Newsletters  | Mobile

Visiting Vail in the Summer

Clark's Market 141 E. Meadow Dr., Vail; 970/476-1199. Perhaps the state's best-known grocery store for fresh organic fruits and vegetables, locally baked breads and desserts, and the healthiest, heartiest picnic makings available: vegetarian sushi, hummus sandwiches.
Cougar Ridge Café 132 Main St., Minturn; 970/827-5609; lunch for two $18. Just the place to take a load off after biking the summit. Cougar Ridge serves pizza, deli sandwiches, and microbrews; you can also eyeball the regular crowd of brawny mountaineers.
Sweet Basil 193 E. Gore Creek Dr., Vail; 970/476-0125; lunch for two $40. Dinner is just as good, but lunch is half the price, nothing sacrificed. Chef Thomas Salamunovich creates such surprises as a soup of duck broth and wild mushrooms topped with crisp tofu.

The Gashouse Rte. 6 (four miles west of Beaver Creek), Edwards; 970/926-2896; dinner for two $45. Locals pack this 50-year-old log cabin to devour some of the best grilled dishes around, under the watchful eyes of the animal heads lining the walls. Start with Rocky Mountain oysters, that most delicate of offal offerings. But don't feel guilty about making your main dish the New York strip.
The Saloon 146 N. Main St., Minturn; 970/827-5954; dinner for two $30. Two barn-size rooms are crammed with odes to every legend who's passed through these doors since 1897: Wayne Gretzky's hockey stick, photos of Tom Brokaw and skiers Tommy Moe and Picabo Street, and whole booths devoted to John Wayne and Clint Eastwood. Start with the quail, even if it's an odd preface to chicken enchiladas with green chili.
Terra Bistro 352 East Meadow Dr., Vail; 970/476-6836; dinner for two $75. After perusing one of the longest and most affordable wine and champagne lists in town, it's on to a dish of wheat crackers and the chef's own version of dal. Then ahi rolls with wasabi and basil, drunken pork chops (rum-soaked, wrapped in rice paper, and set on a bed of cabbage), or tequila-marinated halibut baked in a corn husk.
Wildflower 174 E. Gore Creek Dr., Vail; 970/476-5011; dinner for two $75. Residents were worried that the departure of chef Jim Cohen would mark the end of Wildflower. Not so, with hotshot Thomas Gay whipping up roasted Western Slope tomato soup and Hudson Valley foie gras, with a sauce of peaches and balsamic vinegar. You can also eat under the stars; if it's chilly, the staff provides blankets.

Thin Air Ahead

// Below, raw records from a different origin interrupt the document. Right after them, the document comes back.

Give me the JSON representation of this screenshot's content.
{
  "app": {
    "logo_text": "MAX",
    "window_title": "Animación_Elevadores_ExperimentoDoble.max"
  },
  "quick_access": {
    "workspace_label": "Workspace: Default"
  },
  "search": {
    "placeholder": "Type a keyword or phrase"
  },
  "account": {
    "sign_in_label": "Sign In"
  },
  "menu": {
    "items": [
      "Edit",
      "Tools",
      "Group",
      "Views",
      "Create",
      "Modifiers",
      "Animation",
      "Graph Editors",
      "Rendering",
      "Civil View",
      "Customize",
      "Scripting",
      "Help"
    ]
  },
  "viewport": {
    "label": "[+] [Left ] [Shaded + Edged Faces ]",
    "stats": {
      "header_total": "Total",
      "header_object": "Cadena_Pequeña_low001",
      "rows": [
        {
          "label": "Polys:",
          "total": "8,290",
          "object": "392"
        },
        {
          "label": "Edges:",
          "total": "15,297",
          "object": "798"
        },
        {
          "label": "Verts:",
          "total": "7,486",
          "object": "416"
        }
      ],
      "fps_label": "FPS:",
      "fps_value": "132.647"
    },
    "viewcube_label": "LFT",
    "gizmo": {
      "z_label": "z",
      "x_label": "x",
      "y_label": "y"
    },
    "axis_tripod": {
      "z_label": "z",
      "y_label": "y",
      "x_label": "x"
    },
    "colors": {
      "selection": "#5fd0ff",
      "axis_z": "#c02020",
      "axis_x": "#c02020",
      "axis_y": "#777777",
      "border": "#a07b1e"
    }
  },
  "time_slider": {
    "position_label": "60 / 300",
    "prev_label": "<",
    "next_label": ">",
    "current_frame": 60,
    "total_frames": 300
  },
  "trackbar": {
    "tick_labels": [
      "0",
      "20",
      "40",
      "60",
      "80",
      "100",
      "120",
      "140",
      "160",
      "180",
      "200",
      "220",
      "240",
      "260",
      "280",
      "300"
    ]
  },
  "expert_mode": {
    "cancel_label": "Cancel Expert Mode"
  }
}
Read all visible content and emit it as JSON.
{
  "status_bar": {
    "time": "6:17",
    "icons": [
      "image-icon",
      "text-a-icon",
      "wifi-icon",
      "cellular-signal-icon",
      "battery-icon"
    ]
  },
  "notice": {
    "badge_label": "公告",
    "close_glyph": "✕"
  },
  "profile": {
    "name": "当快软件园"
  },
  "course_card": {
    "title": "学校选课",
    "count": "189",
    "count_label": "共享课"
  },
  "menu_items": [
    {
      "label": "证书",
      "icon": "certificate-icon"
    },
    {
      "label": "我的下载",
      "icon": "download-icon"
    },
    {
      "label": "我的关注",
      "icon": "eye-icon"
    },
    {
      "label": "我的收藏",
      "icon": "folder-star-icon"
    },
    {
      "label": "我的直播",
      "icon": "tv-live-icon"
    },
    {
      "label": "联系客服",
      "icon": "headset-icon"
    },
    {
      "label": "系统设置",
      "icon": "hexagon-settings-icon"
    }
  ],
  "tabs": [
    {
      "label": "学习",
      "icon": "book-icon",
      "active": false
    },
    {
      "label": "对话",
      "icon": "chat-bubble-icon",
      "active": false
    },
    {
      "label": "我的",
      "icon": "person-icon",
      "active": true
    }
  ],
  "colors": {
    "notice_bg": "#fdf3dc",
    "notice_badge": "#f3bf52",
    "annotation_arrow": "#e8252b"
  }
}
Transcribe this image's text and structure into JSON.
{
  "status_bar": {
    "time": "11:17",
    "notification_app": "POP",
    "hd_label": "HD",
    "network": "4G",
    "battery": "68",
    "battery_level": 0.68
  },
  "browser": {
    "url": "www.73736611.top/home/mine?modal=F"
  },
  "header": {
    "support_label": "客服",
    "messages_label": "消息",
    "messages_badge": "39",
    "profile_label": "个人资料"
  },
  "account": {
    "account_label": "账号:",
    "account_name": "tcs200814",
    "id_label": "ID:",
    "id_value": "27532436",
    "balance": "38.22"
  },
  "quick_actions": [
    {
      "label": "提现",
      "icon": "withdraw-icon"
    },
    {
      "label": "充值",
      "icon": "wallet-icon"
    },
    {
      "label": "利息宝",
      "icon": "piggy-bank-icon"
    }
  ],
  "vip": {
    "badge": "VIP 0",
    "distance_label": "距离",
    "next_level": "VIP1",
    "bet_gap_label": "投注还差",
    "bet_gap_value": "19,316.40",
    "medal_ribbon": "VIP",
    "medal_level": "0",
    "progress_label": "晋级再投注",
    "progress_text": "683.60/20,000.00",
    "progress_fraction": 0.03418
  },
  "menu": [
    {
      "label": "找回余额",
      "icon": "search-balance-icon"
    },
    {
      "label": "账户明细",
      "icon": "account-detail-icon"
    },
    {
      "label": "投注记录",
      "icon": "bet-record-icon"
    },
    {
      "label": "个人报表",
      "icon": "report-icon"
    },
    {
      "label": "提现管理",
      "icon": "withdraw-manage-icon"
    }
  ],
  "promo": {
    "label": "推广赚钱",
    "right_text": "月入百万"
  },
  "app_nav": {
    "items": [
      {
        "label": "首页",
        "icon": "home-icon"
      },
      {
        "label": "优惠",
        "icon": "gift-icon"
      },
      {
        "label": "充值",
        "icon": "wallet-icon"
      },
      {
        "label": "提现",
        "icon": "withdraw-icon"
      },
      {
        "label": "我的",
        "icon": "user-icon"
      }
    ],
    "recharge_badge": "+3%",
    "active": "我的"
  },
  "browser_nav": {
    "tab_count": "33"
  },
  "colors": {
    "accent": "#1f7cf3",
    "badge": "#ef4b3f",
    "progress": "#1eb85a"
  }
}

How to avoid the headaches, nausea, dizziness, and shortness of breath associated with altitude sickness?According to Igor Gamow, an expert on high-altitude physiology at the University of Colorado at Boulder:

  • Spend a day in Denver and then drive to Vail.
  • Drink a lot of water and avoid alcohol.
  • Get plenty of sleep.
  • Take it easy for the first day or two in the mountains.


Before I actually did it, the idea of llama trekking brought to mind animal-skin-clad riders on the backs of Dr. Seuss creatures-- and no water to drink for miles on dusty trails.

On a day trek with Paragon Guides, I discovered that my expectations were askew. The animals do have cartoonish faces: rounded snouts, big grins, and wistful eyes with long, thick lashes. My guide, Don Shefchik, told me that well-trained llamas are docile and dependable, and, contrary to popular belief, they don't spit. He was right. The two we took out, Whoopsie and Dante, were the oldest and youngest of Paragon's team. They had apparently seen Miss Manners-- there was not a single sputter.

I also learned that one does not ride llamas. They carry your load while you hike, unbridled by heavy packs. Their feet have two soft "toes" that provide traction yet don't tear up the trail like horses' hooves. They proved to be sensitive listeners, alerting us to elk and other game along the way.


Sign Up

Connect With Travel + Leisure
  • Travel+Leisure
  • Tablet
  • Available devices

Already a subscriber?
Get FREE ACCESS to the digital edition